by Roger Eatwell and Matthew Goodwin.
Pelican, 384 pp., £9.99, October 2018, 978 0 241 31200 1
Show More
Show More
... material improvements to their own lives or the lives of others: the strikes led by Asian women workers at Grunwick in the 1970s, for instance, or the mass campaign to get justice for the family of Stephen Lawrence in the 1990s. It’s easy to single out the excesses of campus politics and go on to depict anti-racism as an elite project – or its opposite, a form of mob rule. It would be harder to do ...
3 September 1987
... but then allowed publication on the grounds that the Diaries dealt with events a decade old. In all this, the chief concern of the judges is to try to see things the Government way. Lord Reid, in Conway v. Rimmer (1968), best summarised the attitude of the Law Lords. The premature disclosure of Cabinet Minutes was, he said, in no way allowable, for ‘disclosure would create or fan ill-informed or ...

Making It Up

Raphael Samuel

4 July 1996
Raymond Williams 
by Fred Inglis.
Routledge, 333 pp., £19.99, October 1995, 0 415 08960 3
Show More
Show More
... seldom allowing a name to pass by without offering a thumbnail sketch. Indeed, the book is a sort of stage, on which Inglis’s gods and heroes disport themselves. Thus at the memorial meeting in Conway Hall there is Nick Garnham, ‘elegant, intelligent, disdainful Wykehamist’. Earlier, at the Garden House Hotel riot – a Cambridge protest against the rule of the Greek colonels – there is Bob ...

A Man with My Trouble

Colm Tóibín: Henry James leaves home

3 January 2008
The Complete Letters of Henry James, 1855-72: Volume I 
edited by Pierre Walker and Greg Zacharias.
Nebraska, 391 pp., £57, January 2007, 978 0 8032 2584 8
Show More
The Complete Letters of Henry James, 1855-72: Volume II 
edited by Pierre Walker and Greg Zacharias.
Nebraska, 524 pp., £60, January 2007, 978 0 8032 2607 4
Show More
Show More
... the time of James’s visit. (Some of James’s most stilted and insufferable letters in these two volumes were written to members of the Norton family.) With the Nortons in London, James saw Leslie Stephen, whom James’s father had also known, and met Charles Dickens’s daughter, who was, he reported to Alice, ‘plain-faced, ladylike (in black silk & black lace)’, and visited William Morris and ...

Read anywhere with the London Review of Books app, available now from the App Store for Apple devices, Google Play for Android devices and Amazon for your Kindle Fire.

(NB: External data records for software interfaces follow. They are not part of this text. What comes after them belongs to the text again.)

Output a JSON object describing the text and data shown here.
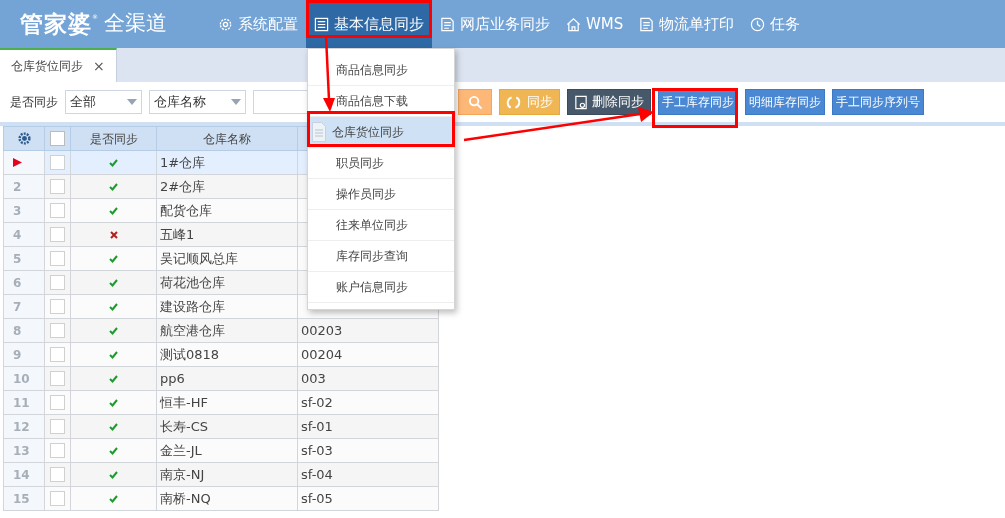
{
  "app": {
    "logo": "管家婆",
    "logo_mark": "®",
    "logo_sub": "全渠道"
  },
  "nav": [
    {
      "label": "系统配置",
      "kind": "gear",
      "selected": false
    },
    {
      "label": "基本信息同步",
      "kind": "list",
      "selected": true
    },
    {
      "label": "网店业务同步",
      "kind": "doc",
      "selected": false
    },
    {
      "label": "WMS",
      "kind": "home",
      "selected": false
    },
    {
      "label": "物流单打印",
      "kind": "doc",
      "selected": false
    },
    {
      "label": "任务",
      "kind": "clock",
      "selected": false
    }
  ],
  "tabs": [
    {
      "label": "仓库货位同步",
      "close": "×",
      "selected": true
    }
  ],
  "filters": {
    "label": "是否同步",
    "sync_select": "全部",
    "field_select": "仓库名称"
  },
  "toolbar": [
    {
      "kind": "search"
    },
    {
      "kind": "sync",
      "label": "同步"
    },
    {
      "kind": "delete",
      "label": "删除同步"
    },
    {
      "kind": "primary",
      "label": "手工库存同步"
    },
    {
      "kind": "primary",
      "label": "明细库存同步"
    },
    {
      "kind": "primary",
      "label": "手工同步序列号"
    }
  ],
  "table": {
    "columns": [
      "是否同步",
      "仓库名称"
    ],
    "all_checked": false,
    "rows": [
      {
        "selected": true,
        "checked": false,
        "synced": true,
        "name": "1#仓库"
      },
      {
        "number": "2",
        "selected": false,
        "checked": false,
        "synced": true,
        "name": "2#仓库"
      },
      {
        "number": "3",
        "selected": false,
        "checked": false,
        "synced": true,
        "name": "配货仓库"
      },
      {
        "number": "4",
        "selected": false,
        "checked": false,
        "synced": false,
        "name": "五峰1"
      },
      {
        "number": "5",
        "selected": false,
        "checked": false,
        "synced": true,
        "name": "吴记顺风总库"
      },
      {
        "number": "6",
        "selected": false,
        "checked": false,
        "synced": true,
        "name": "荷花池仓库"
      },
      {
        "number": "7",
        "selected": false,
        "checked": false,
        "synced": true,
        "name": "建设路仓库"
      },
      {
        "number": "8",
        "selected": false,
        "checked": false,
        "synced": true,
        "name": "航空港仓库",
        "code": "00203"
      },
      {
        "number": "9",
        "selected": false,
        "checked": false,
        "synced": true,
        "name": "测试0818",
        "code": "00204"
      },
      {
        "number": "10",
        "selected": false,
        "checked": false,
        "synced": true,
        "name": "pp6",
        "code": "003"
      },
      {
        "number": "11",
        "selected": false,
        "checked": false,
        "synced": true,
        "name": "恒丰-HF",
        "code": "sf-02"
      },
      {
        "number": "12",
        "selected": false,
        "checked": false,
        "synced": true,
        "name": "长寿-CS",
        "code": "sf-01"
      },
      {
        "number": "13",
        "selected": false,
        "checked": false,
        "synced": true,
        "name": "金兰-JL",
        "code": "sf-03"
      },
      {
        "number": "14",
        "selected": false,
        "checked": false,
        "synced": true,
        "name": "南京-NJ",
        "code": "sf-04"
      },
      {
        "number": "15",
        "selected": false,
        "checked": false,
        "synced": true,
        "name": "南桥-NQ",
        "code": "sf-05"
      }
    ]
  },
  "menu": {
    "items": [
      {
        "label": "商品信息同步",
        "selected": false
      },
      {
        "label": "商品信息下载",
        "selected": false
      },
      {
        "label": "仓库货位同步",
        "selected": true
      },
      {
        "label": "职员同步",
        "selected": false
      },
      {
        "label": "操作员同步",
        "selected": false
      },
      {
        "label": "往来单位同步",
        "selected": false
      },
      {
        "label": "库存同步查询",
        "selected": false
      },
      {
        "label": "账户信息同步",
        "selected": false
      }
    ]
  }
}
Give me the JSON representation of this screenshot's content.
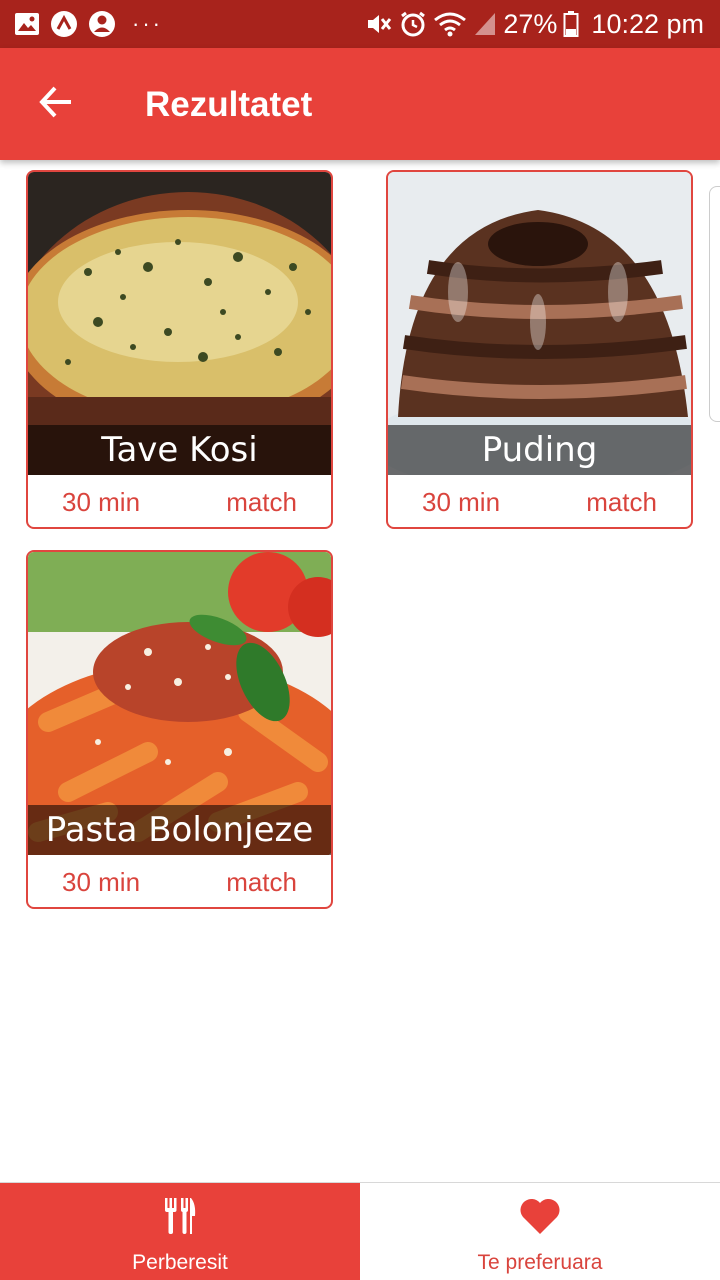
{
  "status_bar": {
    "left_icons": [
      "gallery-icon",
      "app-notification-icon",
      "account-icon",
      "more-dots-icon"
    ],
    "right_icons": [
      "mute-icon",
      "alarm-icon",
      "wifi-icon",
      "signal-icon",
      "battery-icon"
    ],
    "battery_percent": "27%",
    "time": "10:22 pm"
  },
  "app_bar": {
    "title": "Rezultatet",
    "back_icon": "arrow-left-icon",
    "background_color": "#e8413a"
  },
  "results": [
    {
      "title": "Tave Kosi",
      "time": "30 min",
      "match": "match",
      "image": "baked-casserole"
    },
    {
      "title": "Puding",
      "time": "30 min",
      "match": "match",
      "image": "chocolate-pudding"
    },
    {
      "title": "Pasta Bolonjeze",
      "time": "30 min",
      "match": "match",
      "image": "pasta-bolognese"
    }
  ],
  "bottom_nav": {
    "items": [
      {
        "label": "Perberesit",
        "icon": "fork-knife-icon",
        "active": true
      },
      {
        "label": "Te preferuara",
        "icon": "heart-icon",
        "active": false
      }
    ]
  },
  "colors": {
    "accent": "#e8413a",
    "status_bar": "#a8231c",
    "card_text": "#d9443d"
  }
}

Read More

Sign up to our newsletter

For highlights from the latest issue, our archive and the blog, as well as news, events and exclusive promotions.

Newsletter Preferences